*** Block opens ***

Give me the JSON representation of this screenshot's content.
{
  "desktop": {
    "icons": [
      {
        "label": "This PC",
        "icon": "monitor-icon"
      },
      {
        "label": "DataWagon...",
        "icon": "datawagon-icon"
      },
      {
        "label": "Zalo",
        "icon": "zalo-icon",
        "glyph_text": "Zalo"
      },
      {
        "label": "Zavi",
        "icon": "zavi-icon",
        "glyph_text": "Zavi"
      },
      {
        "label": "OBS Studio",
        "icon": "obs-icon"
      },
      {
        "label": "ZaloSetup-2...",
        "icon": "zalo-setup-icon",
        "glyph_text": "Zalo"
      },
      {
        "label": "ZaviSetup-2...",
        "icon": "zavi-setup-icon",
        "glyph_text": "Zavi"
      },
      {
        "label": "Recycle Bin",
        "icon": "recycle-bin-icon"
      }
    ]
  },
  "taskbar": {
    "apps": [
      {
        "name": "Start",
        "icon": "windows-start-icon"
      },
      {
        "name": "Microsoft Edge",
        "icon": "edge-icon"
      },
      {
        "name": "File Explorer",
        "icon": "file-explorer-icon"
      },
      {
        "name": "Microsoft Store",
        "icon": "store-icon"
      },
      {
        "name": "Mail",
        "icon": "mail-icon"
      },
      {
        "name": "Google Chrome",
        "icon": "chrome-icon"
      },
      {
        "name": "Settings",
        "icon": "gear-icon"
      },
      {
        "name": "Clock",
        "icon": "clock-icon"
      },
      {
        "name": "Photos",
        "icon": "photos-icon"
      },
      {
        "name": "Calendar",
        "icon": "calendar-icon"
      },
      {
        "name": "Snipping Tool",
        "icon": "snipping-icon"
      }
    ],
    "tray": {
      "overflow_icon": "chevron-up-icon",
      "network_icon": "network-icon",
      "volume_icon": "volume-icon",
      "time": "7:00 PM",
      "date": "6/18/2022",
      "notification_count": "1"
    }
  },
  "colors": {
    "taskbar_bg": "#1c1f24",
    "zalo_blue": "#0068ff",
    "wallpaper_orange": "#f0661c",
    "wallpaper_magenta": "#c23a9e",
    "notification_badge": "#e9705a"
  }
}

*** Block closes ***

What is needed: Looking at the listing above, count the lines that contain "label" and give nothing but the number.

Written answer: 8